--- STORED DATA ---
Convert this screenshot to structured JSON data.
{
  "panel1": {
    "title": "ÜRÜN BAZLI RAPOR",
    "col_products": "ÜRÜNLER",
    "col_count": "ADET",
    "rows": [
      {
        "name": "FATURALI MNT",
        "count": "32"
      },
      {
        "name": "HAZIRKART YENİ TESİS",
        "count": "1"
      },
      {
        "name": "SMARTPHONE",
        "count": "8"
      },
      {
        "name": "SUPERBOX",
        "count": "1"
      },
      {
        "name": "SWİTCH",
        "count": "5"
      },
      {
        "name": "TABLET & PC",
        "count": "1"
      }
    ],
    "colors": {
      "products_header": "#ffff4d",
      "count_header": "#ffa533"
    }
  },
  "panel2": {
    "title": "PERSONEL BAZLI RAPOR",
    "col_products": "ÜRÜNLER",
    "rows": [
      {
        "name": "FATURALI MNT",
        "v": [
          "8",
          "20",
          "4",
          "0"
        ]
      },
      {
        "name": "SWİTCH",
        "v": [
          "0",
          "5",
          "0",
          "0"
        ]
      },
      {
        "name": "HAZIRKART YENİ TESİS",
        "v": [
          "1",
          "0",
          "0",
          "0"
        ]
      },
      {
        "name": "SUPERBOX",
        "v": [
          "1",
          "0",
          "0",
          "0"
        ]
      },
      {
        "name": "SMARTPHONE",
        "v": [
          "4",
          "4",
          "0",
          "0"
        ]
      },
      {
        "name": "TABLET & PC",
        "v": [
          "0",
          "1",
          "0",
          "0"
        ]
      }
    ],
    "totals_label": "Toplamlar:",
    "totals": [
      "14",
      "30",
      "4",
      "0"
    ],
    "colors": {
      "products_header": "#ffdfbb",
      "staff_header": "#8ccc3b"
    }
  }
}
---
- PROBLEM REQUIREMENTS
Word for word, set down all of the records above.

- EXERCISE RESULT
Convert this screenshot to structured JSON data.
{
  "panel1": {
    "title": "ÜRÜN BAZLI RAPOR",
    "col_products": "ÜRÜNLER",
    "col_count": "ADET",
    "rows": [
      {
        "name": "FATURALI MNT",
        "count": "32"
      },
      {
        "name": "HAZIRKART YENİ TESİS",
        "count": "1"
      },
      {
        "name": "SMARTPHONE",
        "count": "8"
      },
      {
        "name": "SUPERBOX",
        "count": "1"
      },
      {
        "name": "SWİTCH",
        "count": "5"
      },
      {
        "name": "TABLET & PC",
        "count": "1"
      }
    ],
    "colors": {
      "products_header": "#ffff4d",
      "count_header": "#ffa533"
    }
  },
  "panel2": {
    "title": "PERSONEL BAZLI RAPOR",
    "col_products": "ÜRÜNLER",
    "rows": [
      {
        "name": "FATURALI MNT",
        "v": [
          "8",
          "20",
          "4",
          "0"
        ]
      },
      {
        "name": "SWİTCH",
        "v": [
          "0",
          "5",
          "0",
          "0"
        ]
      },
      {
        "name": "HAZIRKART YENİ TESİS",
        "v": [
          "1",
          "0",
          "0",
          "0"
        ]
      },
      {
        "name": "SUPERBOX",
        "v": [
          "1",
          "0",
          "0",
          "0"
        ]
      },
      {
        "name": "SMARTPHONE",
        "v": [
          "4",
          "4",
          "0",
          "0"
        ]
      },
      {
        "name": "TABLET & PC",
        "v": [
          "0",
          "1",
          "0",
          "0"
        ]
      }
    ],
    "totals_label": "Toplamlar:",
    "totals": [
      "14",
      "30",
      "4",
      "0"
    ],
    "colors": {
      "products_header": "#ffdfbb",
      "staff_header": "#8ccc3b"
    }
  }
}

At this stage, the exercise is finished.